“To make this happen, we will have a social worker or mental health nurse embedded in our 911 dispatch center to help triage and redirect calls,” Ginther said.

Erika Clark Jones, who heads up the county’s drug and mental health agency, ADAMH, said many of the calls that come in don’t require police response.

“We estimate that half of the calls that come in require police or EMS involvement,” Jones said. “And the remainder are most appropriately managed by community responders, including clinicians, peers, individuals with lived experiences.”

Columbus Police Commander Dennis Jeffrey insists officers usually respond well on service calls with people in crisis or suffering from addiction.
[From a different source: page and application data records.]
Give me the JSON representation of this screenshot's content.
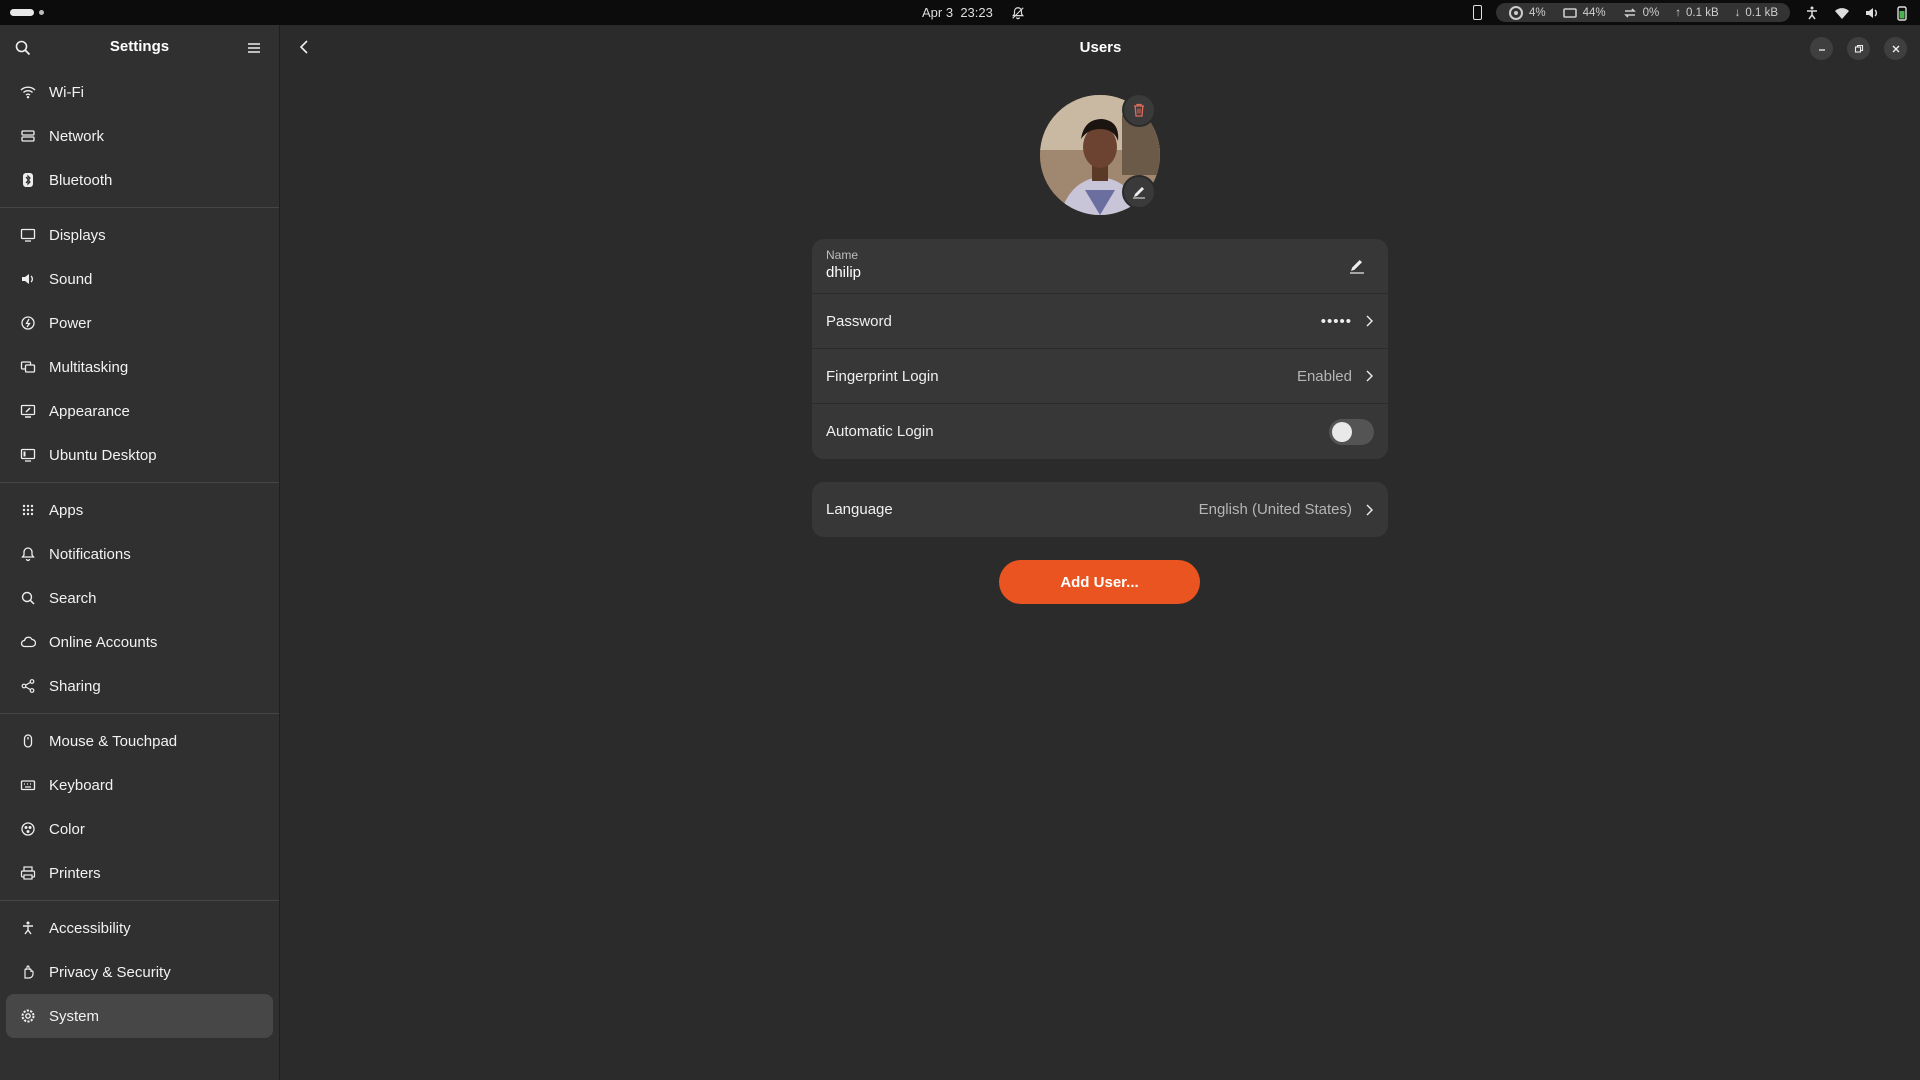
{
  "topbar": {
    "date": "Apr 3",
    "time": "23:23",
    "cpu": "4%",
    "memory": "44%",
    "swap": "0%",
    "upload": "0.1 kB",
    "download": "0.1 kB"
  },
  "sidebar": {
    "title": "Settings",
    "groups": [
      [
        "Wi-Fi",
        "Network",
        "Bluetooth"
      ],
      [
        "Displays",
        "Sound",
        "Power",
        "Multitasking",
        "Appearance",
        "Ubuntu Desktop"
      ],
      [
        "Apps",
        "Notifications",
        "Search",
        "Online Accounts",
        "Sharing"
      ],
      [
        "Mouse & Touchpad",
        "Keyboard",
        "Color",
        "Printers"
      ],
      [
        "Accessibility",
        "Privacy & Security",
        "System"
      ]
    ],
    "active": "System"
  },
  "main": {
    "title": "Users",
    "name_caption": "Name",
    "name_value": "dhilip",
    "password_label": "Password",
    "password_value": "•••••",
    "fingerprint_label": "Fingerprint Login",
    "fingerprint_value": "Enabled",
    "autologin_label": "Automatic Login",
    "autologin_enabled": false,
    "language_label": "Language",
    "language_value": "English (United States)",
    "add_user_label": "Add User..."
  },
  "colors": {
    "accent": "#e95420",
    "background": "#2b2b2b",
    "sidebar": "#303030",
    "card": "#373737"
  }
}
Still he said the police shouldn’t always be the primary responders.

“Sometime the best response might not be two police officers, it might not be a medic, it might be secondary responder, and that really begins in the radio room, that’s really critical and that’s why we’re starting off with this triage pod to try to get it right." Jeffery said.

Columbus Fire Captain Matt Parrish said the effort will emphasize existing alternative response teams, like RREACT or the police’s mobile crisis response units that pair clinicians with officers.

“There will still be times that the right response may fall back upon our ultimate safety net and the traditional 911 responders such as CPD patrol, and CFD’s EMS crews,” Parrish said. “We will continue to train and improve their understanding knowledge and response capabilities to calls involving mental health and addiction crisis.”

The pilot program is set to launch Monday and officials with Columbus Police, Fire and public health will be keeping tabs on the program to see how it goes. The city plans to use the pilot to gather data for future staffing and alternative response team plans.

Nick Evans was a reporter at WOSU's 89.7 NPR News. He spent four years in Tallahassee, Florida covering state government before joining the team at WOSU.